b. A central organization has no incentive to remain objective. There will always be a conflict of interest. And the reality is any organization will have no oversight or tangible consequence for acting impartially. Ultimately, there is an inherent conflict of interest. An absolute power over development funds will corrupt absolutely. We keep lamenting the creation of Blockstream 2.0, and here we are on the precipice of electing a new one.
Funding developers directly through a funding initiative.
Leaving the sponsorship up to the individual miners/pools is democratic in nature and can be objectively more fair. With this methodology miners are able to represent their own interests proportionally instead of blindly relying on the judgement of central (and non-elected) organization.
However, directly funding developers has been done before, and lessons have been taken from those previous efforts. These lessons include the realization that funding developers for the sake of funding them does not inspire action within would-be donators--the demand is too abstract. More importantly, undirected donations does it command efficiency or accountability.
There are also logistical problems with direct funding, which includes the possibility of pools to game the system enabling them to indirectly fund themselves.
This requires the list be vetted. But by whom? And how large should the list be? And where do projects go to plead their case for funding? This schema, without major innovation, leaves us in a similar predicament as we are currently.
Who is really paying for the fund?
There is a difference between mining pools and miners. The current proposal may represent mining pools interests, but miners' must also vote with their hashing power by selecting which pool they mine for. In some ways, this is similar to a representative democracy. This initiative may be representative of the pool's desires, but may not be representative of the miners themselves.

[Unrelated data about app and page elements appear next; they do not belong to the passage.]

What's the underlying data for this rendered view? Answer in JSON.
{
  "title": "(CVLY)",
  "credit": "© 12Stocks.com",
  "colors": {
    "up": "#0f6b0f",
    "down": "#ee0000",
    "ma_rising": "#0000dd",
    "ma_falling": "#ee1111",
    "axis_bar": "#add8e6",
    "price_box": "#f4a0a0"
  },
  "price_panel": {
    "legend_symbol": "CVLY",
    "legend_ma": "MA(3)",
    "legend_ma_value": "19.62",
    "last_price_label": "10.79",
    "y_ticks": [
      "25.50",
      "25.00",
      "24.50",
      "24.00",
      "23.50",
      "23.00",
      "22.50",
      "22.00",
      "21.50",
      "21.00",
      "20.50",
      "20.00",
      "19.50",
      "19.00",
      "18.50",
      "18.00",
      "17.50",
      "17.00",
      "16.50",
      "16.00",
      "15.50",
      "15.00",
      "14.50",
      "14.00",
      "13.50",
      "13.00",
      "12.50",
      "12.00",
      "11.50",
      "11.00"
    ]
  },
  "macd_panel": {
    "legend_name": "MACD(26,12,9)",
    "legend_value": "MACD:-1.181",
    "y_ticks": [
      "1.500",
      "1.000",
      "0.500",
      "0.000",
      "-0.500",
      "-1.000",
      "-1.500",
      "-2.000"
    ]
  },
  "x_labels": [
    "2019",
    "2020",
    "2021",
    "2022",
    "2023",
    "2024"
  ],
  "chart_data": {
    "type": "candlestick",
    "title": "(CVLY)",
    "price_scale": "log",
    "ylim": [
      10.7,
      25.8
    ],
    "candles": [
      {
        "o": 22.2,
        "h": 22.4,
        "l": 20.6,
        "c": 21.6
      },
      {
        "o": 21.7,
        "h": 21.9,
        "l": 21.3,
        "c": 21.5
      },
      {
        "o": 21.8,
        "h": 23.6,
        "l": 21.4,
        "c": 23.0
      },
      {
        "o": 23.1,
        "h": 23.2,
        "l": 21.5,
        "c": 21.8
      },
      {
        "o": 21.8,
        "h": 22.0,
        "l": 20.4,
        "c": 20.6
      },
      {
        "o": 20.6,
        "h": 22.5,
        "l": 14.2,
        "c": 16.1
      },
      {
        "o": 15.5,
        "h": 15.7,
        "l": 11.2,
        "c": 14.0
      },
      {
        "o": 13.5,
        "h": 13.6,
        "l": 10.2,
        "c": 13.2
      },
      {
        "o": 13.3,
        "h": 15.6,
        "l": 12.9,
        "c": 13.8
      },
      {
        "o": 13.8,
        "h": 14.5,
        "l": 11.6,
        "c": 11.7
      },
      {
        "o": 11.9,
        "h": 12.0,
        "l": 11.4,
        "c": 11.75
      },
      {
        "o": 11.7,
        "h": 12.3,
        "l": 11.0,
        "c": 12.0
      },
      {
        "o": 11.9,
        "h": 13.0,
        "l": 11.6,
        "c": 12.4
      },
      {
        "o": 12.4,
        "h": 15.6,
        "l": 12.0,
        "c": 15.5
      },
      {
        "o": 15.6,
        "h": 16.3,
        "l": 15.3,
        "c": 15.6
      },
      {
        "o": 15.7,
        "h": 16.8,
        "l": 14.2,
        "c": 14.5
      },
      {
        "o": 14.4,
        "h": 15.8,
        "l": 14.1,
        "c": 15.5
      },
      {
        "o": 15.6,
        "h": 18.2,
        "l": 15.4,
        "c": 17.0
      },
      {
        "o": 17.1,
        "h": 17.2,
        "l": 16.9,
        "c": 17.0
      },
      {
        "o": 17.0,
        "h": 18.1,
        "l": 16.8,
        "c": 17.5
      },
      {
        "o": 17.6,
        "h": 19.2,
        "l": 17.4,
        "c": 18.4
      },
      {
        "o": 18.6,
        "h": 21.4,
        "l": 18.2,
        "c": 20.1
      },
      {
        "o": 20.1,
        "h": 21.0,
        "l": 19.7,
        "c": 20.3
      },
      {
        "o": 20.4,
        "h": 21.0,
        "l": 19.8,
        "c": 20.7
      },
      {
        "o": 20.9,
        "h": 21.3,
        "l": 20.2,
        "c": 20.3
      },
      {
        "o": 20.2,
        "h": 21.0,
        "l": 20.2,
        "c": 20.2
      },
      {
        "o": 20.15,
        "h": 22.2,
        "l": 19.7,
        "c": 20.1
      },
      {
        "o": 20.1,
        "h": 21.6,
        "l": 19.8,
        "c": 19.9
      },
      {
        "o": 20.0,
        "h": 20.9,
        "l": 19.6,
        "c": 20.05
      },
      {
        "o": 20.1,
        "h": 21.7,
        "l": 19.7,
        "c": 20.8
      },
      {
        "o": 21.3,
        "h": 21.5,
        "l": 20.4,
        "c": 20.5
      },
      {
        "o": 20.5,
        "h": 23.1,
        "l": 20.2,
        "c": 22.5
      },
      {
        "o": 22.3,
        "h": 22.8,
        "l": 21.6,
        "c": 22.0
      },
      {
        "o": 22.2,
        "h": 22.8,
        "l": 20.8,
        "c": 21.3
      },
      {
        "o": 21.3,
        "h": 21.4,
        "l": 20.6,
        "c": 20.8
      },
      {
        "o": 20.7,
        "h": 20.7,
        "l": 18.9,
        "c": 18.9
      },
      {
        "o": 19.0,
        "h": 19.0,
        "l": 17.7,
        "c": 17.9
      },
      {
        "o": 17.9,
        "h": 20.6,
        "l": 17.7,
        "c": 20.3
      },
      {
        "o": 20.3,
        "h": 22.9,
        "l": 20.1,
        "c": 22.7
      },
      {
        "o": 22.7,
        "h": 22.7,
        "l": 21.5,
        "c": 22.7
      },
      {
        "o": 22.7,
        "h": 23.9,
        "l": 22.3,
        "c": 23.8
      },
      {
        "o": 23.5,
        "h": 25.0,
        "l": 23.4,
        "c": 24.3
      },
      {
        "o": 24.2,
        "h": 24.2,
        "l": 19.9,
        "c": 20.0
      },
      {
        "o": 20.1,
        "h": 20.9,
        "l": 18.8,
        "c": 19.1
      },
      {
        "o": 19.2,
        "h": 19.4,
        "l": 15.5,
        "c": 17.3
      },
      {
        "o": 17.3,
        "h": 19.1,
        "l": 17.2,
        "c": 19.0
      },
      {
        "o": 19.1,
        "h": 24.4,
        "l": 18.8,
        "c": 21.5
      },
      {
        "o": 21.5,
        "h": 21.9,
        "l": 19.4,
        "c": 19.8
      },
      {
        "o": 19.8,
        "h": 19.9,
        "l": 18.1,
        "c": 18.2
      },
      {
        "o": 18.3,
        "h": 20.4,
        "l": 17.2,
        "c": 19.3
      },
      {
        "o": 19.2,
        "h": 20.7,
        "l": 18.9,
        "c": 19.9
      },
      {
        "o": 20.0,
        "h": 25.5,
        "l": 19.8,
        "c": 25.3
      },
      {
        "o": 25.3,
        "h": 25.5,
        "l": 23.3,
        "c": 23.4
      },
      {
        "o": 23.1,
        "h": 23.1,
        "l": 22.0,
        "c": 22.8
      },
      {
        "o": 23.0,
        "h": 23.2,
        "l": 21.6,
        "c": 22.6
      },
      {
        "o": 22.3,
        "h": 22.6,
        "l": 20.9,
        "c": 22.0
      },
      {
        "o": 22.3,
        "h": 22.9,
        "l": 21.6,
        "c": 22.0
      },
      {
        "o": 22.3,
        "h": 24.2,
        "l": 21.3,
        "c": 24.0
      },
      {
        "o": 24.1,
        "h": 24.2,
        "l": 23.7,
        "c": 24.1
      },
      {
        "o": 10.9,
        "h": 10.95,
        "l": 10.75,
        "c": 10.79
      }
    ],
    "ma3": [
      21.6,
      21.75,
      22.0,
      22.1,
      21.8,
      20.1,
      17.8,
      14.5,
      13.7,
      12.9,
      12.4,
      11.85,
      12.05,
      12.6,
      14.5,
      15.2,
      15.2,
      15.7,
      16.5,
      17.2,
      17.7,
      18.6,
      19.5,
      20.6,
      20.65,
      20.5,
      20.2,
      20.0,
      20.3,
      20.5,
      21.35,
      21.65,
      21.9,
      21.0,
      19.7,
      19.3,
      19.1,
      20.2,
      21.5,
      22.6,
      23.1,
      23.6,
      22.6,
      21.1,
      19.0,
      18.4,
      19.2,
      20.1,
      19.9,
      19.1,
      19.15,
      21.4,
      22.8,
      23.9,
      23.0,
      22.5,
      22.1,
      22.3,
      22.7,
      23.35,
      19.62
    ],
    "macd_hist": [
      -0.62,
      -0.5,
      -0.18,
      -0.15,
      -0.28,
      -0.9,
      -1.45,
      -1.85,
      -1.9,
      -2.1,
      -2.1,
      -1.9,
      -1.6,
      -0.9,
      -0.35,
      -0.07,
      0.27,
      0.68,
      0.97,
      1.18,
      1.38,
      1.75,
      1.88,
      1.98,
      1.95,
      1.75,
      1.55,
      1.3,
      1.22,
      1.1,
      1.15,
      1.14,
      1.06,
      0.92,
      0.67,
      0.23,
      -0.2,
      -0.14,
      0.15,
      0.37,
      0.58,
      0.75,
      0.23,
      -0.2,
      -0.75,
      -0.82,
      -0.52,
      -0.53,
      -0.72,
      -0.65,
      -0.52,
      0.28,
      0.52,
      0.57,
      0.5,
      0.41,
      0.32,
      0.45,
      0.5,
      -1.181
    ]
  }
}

That being said, Mark Lundeberg convinced me that the long term cost of the proposal to the miners is substantially lower than 12.5%. The reason for this is that as profitability decreases, hashing power is balanced away from BCH. With less competition, the Bitcoin Cash miners will be finding more blocks than before (proportionally), which increases their revenue (sans the 12.5%, of course). Ultimately, after some oscillation, profitability balances out to similar levels. At least theoretically. This component is what makes the plan rather clever, but is still theoretical.
Protocol change or Nakamoto Consensus?
Of the concerns listed, the most important to our team is the precedent set by this proposal.
Having nodes condone/facilitate this behavior sets a precedent that cannot be undone. When nodes coordinate with pools to shift power away from other miners, we risk setting a dangerous precedent of power.
However, if the power is only held by the miners/pools (and the node implementations are uninvolved) the miners may choose to embark on an expensive hash war by enforcing this rule themselves. That is their right.
This isolationism-like decision also allows for any pool to vote against the funding initiative at any time.
When this decision is applied via a protocol change, pools are effectively locked in for the entire duration. If attempting to leave, miners have plenty incentive to lie about their intentions with their competitors. Furthermore, there will be unsurmountable logistical problems regarding an unplanned network upgrade.